Labour's mansion tax plans 'crude' warns Mandelson
Labour's proposed "mansion tax" on properties worth more than £2m is "crude" and "short-termist", ex-Cabinet minister Lord Mandelson has said.
He told BBC Two's Newsnight programme he did not like the idea of "clobbering people" and preferred a Lib Dem idea of adding new council tax bands.
"It will take longer to introduce, that's true, but it will be more effective and efficient," he said.
Labour said it was right to ask the rich to make a bigger contribution.
The mansion tax is one of Labour's main 2015 manifesto commitments, with the proceeds due to be used to fund the recruitment of 38,000 new GPs, nurses, midwives and other NHS professionals.
Several Labour candidates for Mayor of London in 2016 have expressed concerns that the steep rise in house prices in the English capital in recent years will see family homes become liable for the tax.
And Lord Mandelson, a leading Blairite who served as business secretary in the last Labour government, suggested it was not the best way to address problems of inequality and concentration of wealth among an increasingly small, international elite.
"We don't have an efficient way of taxing property in Britain," he said. "I don't happen to think the mansion tax is the right policy response to that, I think it's crude, I think it's short-termist.
"What we need is what I think the Liberal Democrats are proposing and that is the introduction of further bands that relate to different values of property within the council tax system. That's what I would like to see.
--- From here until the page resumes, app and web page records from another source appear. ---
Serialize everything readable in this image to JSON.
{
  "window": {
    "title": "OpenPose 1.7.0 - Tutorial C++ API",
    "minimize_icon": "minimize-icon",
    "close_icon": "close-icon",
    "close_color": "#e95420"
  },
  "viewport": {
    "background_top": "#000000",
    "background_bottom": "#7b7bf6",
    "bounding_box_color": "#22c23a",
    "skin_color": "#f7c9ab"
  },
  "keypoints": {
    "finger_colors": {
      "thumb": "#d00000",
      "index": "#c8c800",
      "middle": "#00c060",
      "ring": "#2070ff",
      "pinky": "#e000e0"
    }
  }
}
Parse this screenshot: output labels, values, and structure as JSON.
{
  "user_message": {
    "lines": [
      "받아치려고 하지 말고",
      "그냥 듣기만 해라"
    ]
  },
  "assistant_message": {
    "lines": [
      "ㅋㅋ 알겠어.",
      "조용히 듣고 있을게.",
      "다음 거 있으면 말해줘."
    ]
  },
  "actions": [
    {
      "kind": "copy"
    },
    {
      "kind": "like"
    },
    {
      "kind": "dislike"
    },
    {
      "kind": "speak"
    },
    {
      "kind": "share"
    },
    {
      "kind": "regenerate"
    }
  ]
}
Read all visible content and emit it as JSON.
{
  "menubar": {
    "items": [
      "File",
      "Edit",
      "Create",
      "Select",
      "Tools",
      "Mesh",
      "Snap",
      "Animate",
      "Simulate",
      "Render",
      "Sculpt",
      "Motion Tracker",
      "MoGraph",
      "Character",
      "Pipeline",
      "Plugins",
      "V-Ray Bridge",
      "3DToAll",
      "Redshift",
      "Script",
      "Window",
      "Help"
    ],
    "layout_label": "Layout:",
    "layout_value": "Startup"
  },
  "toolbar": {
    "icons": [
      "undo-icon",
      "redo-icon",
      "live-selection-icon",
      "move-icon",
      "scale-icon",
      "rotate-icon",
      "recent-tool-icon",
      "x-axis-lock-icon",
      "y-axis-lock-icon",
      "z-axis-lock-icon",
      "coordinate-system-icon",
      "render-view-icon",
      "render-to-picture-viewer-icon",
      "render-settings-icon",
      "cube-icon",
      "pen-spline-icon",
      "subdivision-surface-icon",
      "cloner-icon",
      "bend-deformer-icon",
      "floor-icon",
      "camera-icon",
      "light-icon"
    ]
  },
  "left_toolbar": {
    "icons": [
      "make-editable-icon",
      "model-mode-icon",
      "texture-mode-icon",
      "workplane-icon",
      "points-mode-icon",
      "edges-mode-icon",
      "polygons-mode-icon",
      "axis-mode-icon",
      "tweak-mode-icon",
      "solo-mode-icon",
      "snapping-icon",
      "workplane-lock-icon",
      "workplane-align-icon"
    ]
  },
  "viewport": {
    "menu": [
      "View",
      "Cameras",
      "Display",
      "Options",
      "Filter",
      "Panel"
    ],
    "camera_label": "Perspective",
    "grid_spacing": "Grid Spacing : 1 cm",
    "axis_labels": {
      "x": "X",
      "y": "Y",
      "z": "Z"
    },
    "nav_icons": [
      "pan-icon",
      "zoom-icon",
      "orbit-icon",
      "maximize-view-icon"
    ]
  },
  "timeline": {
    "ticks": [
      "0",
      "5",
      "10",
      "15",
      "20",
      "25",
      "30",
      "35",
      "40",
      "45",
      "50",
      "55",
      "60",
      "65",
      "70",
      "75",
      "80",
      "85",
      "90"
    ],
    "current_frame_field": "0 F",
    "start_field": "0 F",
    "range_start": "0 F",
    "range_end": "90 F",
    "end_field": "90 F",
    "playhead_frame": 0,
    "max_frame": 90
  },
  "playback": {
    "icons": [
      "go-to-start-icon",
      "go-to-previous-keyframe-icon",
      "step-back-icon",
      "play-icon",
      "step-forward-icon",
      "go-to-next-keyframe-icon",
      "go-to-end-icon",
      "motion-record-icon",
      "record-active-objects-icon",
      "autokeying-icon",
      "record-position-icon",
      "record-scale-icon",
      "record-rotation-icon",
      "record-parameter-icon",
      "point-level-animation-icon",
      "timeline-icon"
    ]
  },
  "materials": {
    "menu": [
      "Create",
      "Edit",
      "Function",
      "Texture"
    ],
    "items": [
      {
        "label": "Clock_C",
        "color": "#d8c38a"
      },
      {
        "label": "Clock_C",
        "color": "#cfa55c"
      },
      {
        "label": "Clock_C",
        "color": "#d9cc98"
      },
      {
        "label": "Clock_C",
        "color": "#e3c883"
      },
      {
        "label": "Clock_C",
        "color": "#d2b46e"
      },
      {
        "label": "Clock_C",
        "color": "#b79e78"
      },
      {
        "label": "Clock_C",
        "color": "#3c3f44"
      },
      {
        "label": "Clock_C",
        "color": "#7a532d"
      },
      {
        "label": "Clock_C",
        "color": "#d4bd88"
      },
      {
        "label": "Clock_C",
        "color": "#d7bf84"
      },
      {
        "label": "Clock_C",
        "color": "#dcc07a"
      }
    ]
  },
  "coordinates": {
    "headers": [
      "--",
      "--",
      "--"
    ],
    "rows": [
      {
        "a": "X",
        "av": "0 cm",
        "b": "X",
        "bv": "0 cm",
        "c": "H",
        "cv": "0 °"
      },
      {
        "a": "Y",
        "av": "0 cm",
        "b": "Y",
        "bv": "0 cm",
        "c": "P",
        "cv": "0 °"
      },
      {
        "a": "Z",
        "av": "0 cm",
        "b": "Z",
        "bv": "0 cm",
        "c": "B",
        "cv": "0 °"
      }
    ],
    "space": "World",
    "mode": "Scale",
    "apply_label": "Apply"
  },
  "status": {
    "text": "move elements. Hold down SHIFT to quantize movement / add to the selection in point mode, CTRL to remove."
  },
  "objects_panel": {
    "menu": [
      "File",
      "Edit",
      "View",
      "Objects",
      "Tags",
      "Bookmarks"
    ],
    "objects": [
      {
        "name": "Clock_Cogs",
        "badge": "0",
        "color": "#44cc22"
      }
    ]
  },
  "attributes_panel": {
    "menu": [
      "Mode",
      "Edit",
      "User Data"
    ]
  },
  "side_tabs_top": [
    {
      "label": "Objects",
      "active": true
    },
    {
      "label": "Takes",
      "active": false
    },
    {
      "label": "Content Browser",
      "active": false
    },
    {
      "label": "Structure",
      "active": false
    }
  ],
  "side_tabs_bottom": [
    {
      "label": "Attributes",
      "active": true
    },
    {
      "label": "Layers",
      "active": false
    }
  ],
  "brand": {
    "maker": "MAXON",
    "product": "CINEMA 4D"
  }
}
"It will take longer to introduce, that's true, but it will be more effective and efficient in the long term than just sort of clobbering people with a rather sort of crude, short-term mansion tax".
Under its plans, Labour has said most people who own homes worth between £2m and £3m will pay £250 a month in extra taxes while owners of homes worth "tens of millions" and second home owners would pay much higher rates.
It has said the tax would apply to fewer than 0.5% of homes in the UK, since the threshold for the tax will rise in line with average prices for high-value properties, not inflation.
Labour MP and London mayoral candidate Diane Abbott called for the proceeds of the mansion tax to be spent in the area where it is levied, in London's case on social housing.
The Lib Dems, who originally called for a mansion tax on £1m properties before the 2010 election, have since refined their plans and called for a review of council tax bands in place since the early 1990s, with new bands above £2m introduced.
The Conservatives have questioned Labour's estimate of how much a mansion tax would raise and pointed to its planned reform of stamp duty bands and previous increases in taxes on properties bought through corporate and off-shore vehicles.
Conservative chairman Grant Shapps said: "With Mandelson joining the chorus of Labour voices opposed to Labour's homes tax, it is clearer than ever that Ed Miliband is a weak leader peddling a bad policy."
A Labour Party spokeswoman said the mansion tax would help fund 20,000 more nurses, 8,000 more GPs, 5,000 more home care workers and 3,000 more midwives.
She added: "When working people have seen their wages fall by £1,600 a year since 2010 it is right to ask those who have the most to make a bigger contribution."